Have you ever wondered why some dogs howl? We all know that dogs bark and whine and cry and whimper. These are all perfectly normal ways for a dog to communicate. But you may forget that dogs howl, too. They may not do it very often, but your dog is just as capable of howling as any wolf or coyote.
Barking, whining, whimpering and howling are all ways for your dog to communicate and they all signify some particular feeling or desire. We're most familiar with barking and other daily sounds our dogs make. We can identify the way our dog barks to let us know he's hungry or he wants out. We usually know what it means when a puppy whimpers. But it can be quite startling to hear a dog howl.
Dogs may howl for several reasons and they are similar to the same reasons that wolves howl. Anyone who has ever heard the haunting, lonely sound of a wolf's howl probably won't soon forget it. A wolf may howl when he's alone to give his position to his packmates. He may howl, in essence, because he's lonely and he wants to be found.
Your dog may howl for much the same reason. If you have to leave your dog home alone it's possible that your dog can develop a habit of howling in your absence to express his loneliness. In a way, he's letting others know where he is. His "pack" (that would be you) is missing and he wants to be found, or he wants you to make your way back home to find him. The howl is like a beacon so the two of you can find each other.
Of course, your neighbors probably won't appreciate your dog's howling.
The howl of a dog can carry for long distances so, for both wolves and dogs, howling is very useful when the animals are separated. Howling can be a way for the animals to try to re-establish contact with each other.
Fortunately, most dogs don't howl this way very often, or for long periods of time. They may bark anxiously, or bark for pleasure or as a nuisance, but howling itself isn't that common among domesticated dogs. There are exceptions, of course. Some hounds enjoy a good baying session. Baying is somewhat different than howling since it usually has some prey as an object - a squirrel up a tree, for instance - but, again, your neighbors probably won't appreciate the subtle differences.
Some dogs may also howl when they hear sirens or music.
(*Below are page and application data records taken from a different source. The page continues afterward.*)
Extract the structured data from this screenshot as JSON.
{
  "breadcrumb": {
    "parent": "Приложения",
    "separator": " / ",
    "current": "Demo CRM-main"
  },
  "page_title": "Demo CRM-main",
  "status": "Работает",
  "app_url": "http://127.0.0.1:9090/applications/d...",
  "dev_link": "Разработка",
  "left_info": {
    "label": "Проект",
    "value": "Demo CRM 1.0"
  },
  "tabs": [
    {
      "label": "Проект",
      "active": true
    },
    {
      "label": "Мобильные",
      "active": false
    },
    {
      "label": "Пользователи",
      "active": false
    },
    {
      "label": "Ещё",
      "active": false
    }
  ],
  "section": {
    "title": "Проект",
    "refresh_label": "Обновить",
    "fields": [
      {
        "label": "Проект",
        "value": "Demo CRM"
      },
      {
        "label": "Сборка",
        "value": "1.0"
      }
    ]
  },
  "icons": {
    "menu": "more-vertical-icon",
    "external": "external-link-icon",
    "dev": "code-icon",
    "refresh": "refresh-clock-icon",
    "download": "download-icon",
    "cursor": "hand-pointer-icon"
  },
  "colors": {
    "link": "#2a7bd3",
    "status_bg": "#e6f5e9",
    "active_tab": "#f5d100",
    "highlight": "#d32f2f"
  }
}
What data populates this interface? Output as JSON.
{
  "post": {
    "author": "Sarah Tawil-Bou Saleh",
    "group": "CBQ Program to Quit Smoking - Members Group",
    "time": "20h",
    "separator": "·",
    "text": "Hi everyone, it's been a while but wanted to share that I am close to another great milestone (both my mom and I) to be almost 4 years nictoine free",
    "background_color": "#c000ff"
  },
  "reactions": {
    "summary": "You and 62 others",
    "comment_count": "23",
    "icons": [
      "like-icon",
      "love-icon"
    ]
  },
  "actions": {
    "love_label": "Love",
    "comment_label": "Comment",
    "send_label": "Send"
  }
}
No one really knows why dogs feel the need to accompany these sounds with their own howl. The answer could be anything from the sound hurting their ears to just wanting to join in.
If you have a dog who howls there's probably not much you can do about it. If the howling seems to be related to separation anxiety you can work on ways to reduce your dog's anxiety by consulting with your veterinarian and/or a canine behaviorist. Otherwise, your dog probably won't howl very often. If and when he does you should pay attention and see what triggers the event. It could be something important.